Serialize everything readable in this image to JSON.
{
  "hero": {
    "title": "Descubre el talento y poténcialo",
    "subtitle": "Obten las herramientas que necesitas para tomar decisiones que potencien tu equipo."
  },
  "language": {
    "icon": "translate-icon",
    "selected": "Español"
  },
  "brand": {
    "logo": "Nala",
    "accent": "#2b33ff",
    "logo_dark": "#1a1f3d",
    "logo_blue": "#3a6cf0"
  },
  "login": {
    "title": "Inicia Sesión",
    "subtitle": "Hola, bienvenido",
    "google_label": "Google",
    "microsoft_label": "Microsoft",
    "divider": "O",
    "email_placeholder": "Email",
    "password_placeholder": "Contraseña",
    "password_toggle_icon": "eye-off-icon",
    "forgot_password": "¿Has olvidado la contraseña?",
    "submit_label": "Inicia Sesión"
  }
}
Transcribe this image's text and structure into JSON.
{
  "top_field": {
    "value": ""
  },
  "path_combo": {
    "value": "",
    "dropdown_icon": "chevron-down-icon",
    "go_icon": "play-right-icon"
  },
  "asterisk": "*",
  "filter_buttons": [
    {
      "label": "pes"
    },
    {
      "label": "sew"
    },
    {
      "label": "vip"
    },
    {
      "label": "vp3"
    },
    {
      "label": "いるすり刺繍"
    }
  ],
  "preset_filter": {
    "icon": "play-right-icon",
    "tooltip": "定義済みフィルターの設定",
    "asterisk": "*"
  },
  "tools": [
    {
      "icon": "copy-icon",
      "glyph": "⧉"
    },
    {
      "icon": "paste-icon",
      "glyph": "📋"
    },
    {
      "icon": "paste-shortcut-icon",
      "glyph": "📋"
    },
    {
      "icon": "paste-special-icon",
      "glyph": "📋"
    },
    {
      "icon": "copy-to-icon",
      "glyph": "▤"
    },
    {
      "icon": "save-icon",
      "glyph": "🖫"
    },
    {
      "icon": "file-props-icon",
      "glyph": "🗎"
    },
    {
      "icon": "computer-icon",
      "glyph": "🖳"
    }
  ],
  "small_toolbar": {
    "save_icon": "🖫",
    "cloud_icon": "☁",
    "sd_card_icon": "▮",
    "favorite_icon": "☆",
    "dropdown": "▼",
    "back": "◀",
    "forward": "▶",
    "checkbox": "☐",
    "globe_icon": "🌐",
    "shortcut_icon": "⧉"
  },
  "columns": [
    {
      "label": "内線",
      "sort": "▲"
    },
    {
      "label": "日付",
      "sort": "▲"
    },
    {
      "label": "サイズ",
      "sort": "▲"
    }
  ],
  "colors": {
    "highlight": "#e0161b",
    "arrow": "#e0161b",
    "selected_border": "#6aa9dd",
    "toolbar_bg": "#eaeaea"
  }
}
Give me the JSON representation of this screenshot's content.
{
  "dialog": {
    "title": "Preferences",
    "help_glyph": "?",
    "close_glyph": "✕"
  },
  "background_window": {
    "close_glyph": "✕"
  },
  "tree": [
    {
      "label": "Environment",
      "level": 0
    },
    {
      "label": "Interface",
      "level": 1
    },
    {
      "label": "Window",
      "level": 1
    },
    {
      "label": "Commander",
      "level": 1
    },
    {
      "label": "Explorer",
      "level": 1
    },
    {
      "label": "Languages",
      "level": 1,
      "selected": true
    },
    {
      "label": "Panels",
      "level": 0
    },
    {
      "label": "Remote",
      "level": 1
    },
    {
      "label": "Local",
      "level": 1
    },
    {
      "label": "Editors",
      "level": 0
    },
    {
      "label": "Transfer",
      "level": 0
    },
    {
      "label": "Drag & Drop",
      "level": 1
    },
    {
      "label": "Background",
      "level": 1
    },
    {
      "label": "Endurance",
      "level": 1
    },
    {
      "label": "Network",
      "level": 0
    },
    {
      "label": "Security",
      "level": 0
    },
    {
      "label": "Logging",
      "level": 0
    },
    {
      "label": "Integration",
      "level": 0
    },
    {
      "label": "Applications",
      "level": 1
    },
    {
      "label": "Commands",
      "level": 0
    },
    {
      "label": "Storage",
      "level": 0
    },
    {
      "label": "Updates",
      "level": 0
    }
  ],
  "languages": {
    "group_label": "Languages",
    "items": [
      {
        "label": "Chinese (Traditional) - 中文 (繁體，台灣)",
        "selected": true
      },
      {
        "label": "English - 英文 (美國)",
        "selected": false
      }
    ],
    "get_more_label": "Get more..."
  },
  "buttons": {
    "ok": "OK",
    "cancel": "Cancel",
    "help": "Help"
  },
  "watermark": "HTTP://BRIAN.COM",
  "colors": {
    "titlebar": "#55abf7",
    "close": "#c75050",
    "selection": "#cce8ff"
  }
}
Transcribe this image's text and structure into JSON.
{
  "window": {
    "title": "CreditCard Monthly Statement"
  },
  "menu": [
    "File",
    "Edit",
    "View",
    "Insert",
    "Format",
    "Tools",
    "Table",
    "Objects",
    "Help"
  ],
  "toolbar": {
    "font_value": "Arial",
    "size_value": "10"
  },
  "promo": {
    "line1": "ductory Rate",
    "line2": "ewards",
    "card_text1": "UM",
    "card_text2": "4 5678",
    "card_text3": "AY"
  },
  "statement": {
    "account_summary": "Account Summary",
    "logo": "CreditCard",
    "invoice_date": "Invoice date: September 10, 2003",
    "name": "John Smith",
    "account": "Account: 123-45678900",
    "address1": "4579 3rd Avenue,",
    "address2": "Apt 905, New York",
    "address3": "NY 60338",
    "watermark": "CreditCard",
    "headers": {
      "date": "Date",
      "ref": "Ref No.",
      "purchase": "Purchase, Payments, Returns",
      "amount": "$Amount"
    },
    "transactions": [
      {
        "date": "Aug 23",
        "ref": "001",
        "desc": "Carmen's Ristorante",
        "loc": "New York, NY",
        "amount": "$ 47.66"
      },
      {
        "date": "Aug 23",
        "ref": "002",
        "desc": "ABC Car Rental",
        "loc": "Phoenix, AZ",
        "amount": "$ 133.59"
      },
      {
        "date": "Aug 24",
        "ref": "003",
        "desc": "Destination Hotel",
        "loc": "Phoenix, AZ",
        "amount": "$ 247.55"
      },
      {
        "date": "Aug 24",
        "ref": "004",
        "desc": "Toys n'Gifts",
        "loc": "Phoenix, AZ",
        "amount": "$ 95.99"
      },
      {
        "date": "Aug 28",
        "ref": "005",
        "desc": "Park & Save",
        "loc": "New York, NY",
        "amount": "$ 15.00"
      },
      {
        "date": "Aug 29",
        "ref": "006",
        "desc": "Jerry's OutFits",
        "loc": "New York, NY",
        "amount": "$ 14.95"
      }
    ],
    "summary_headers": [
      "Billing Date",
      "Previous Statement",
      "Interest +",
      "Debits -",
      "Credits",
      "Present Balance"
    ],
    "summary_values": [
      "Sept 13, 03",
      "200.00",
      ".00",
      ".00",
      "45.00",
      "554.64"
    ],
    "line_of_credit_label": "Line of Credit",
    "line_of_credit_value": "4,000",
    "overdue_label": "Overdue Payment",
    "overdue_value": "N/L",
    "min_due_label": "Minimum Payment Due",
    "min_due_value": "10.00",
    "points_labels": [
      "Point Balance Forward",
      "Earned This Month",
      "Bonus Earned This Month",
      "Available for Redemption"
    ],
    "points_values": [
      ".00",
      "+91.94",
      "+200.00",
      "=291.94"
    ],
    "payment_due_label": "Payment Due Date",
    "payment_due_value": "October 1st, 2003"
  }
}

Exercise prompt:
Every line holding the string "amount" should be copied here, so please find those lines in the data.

Result for this task:
      "amount": "$Amount"
        "amount": "$ 47.66"
        "amount": "$ 133.59"
        "amount": "$ 247.55"
        "amount": "$ 95.99"
        "amount": "$ 15.00"
        "amount": "$ 14.95"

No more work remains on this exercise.